Schiestel is committed to doing whatever he can to make productive connections.
When well defined and supported, an internship can be mutually beneficial for both the employer and the student.
An internship can provide valuable training to learn and understand the importance of interpersonal skills.
A critical part of growing the program is explaining to business students the opportunity set within the financial planning profession, as well as setting realistic expectations. “I tell the intro class that this is an awesome career. There are few careers within finance where you can work with individuals. You can listen to them, understand their needs, and give them advice that can have a very important impact on their lives. On top of that, there is more and more need for advisors. I tell our students that our profession has so many different firms, so many different business models,” said Schiestel. That may entail different expectations of a young person just getting started. “Whether it's building a book right from the beginning, or maybe be part of a team that is tasked with providing support. Building experience. Whatever the situation is, they can figure out what fits best for them so that they hopefully can get into the profession and choose to stay there.”
"There are few careers within finance where you can work with individuals. You can listen to them, understand their needs, and give them advice that can have a very important impact on their lives." -- Steve Schiestel
Placement is, of course, a two-way proposition. “A firm owner can go to the CFP website to find a program,” Schiestel said. “Perhaps there's someone in their local vicinity to connect with.
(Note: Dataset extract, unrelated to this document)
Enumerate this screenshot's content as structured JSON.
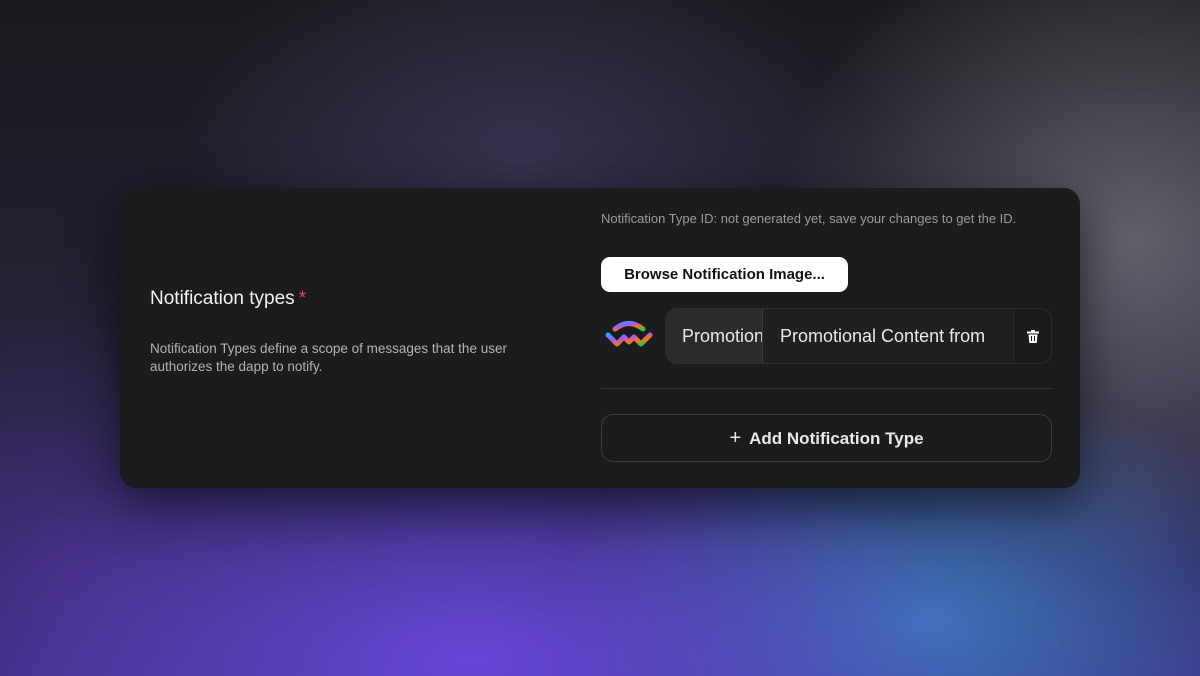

That's a great way to start.” For his part, Schiestel is committed to doing whatever he can to make productive connections. “I tell employers, ‘I'll do whatever you need me to do. If I need to just share a link to your website where a job posting is, we'll do that. If you need me to describe something unique to your culture or where you're located or whatever the situation is. If that can help to laser focus on certain students, we can do that as well.’ Whatever it takes in order to make sure that the right student lands in the right firm.”
When well defined and supported, an internship can be mutually beneficial for both the employer and the student. Based on student feedback, Schiestel suggests three components to optimize the experience for all involved.
1. Payment. Compensation makes an internship a more appealing option and establishes a tangible incentive.
2. Projects. Students benefit by having an assignment to work on throughout the internship, something they take ownership of, ending with a deliverable - a formal report and/or presentation.
3. Participation. Active provides valuable experience. Schiestel suggests involvement in client meetings —whether it is just to be in the room or on the zoom call or being responsible for a task like taking notes and putting them into the CRM. “Let them use the financial planning software system. Familiarize them with the forms we have to fill out, whether it's internal documents or custodial forms. Some have actually had the ability to look at a client portfolio and come up with initial thoughts on how they would rebalance an account or what they would sell to raise cash”.
"Firms are looking at how comfortable a potential employee is in client conversations." -- Steve Schiestel
Importantly, an internship can also provide a valuable training ground to observe, and hone, one of the most critical elements of an advisor’s job: interpersonal skills. Most firms, in Schiestel’s experience, assume that candidates from a program such as his will have at least some technical proficiencies and can learn on the job. Soft skills can be a deciding factor when making an offer. “What I hear over and over and over is that firms are looking at how comfortable a potential employee is in client conversations. How good are their phone skills? Can they course-correct if they are leading a conversation? How are their listening skills? Firms need those skills in their advisors.”
Students sometimes assume that the terms ‘wealth management’ or ‘financial planning’ essentially mean ‘sales.’ Schiestel seeks to dispel that generalization. “I make a point of stressing that the industry and is evolving. Yes, there are sales-oriented positions, and certain firms are going to emphasize them. But there are many, many other opportunities as well. No matter what path you choose, when you get in, you have to have grit and discipline and you need to take all different types of jobs, different tasks, and do them at the best of your ability. This is the kind of advice we'd give to all young people, regardless of career, regardless of major. But I feel that it's our job as the older generation to reach a helping hand to our younger, future colleagues.”
You can access the full discussion on The Flexible Advisor, wherever you get your podcasts.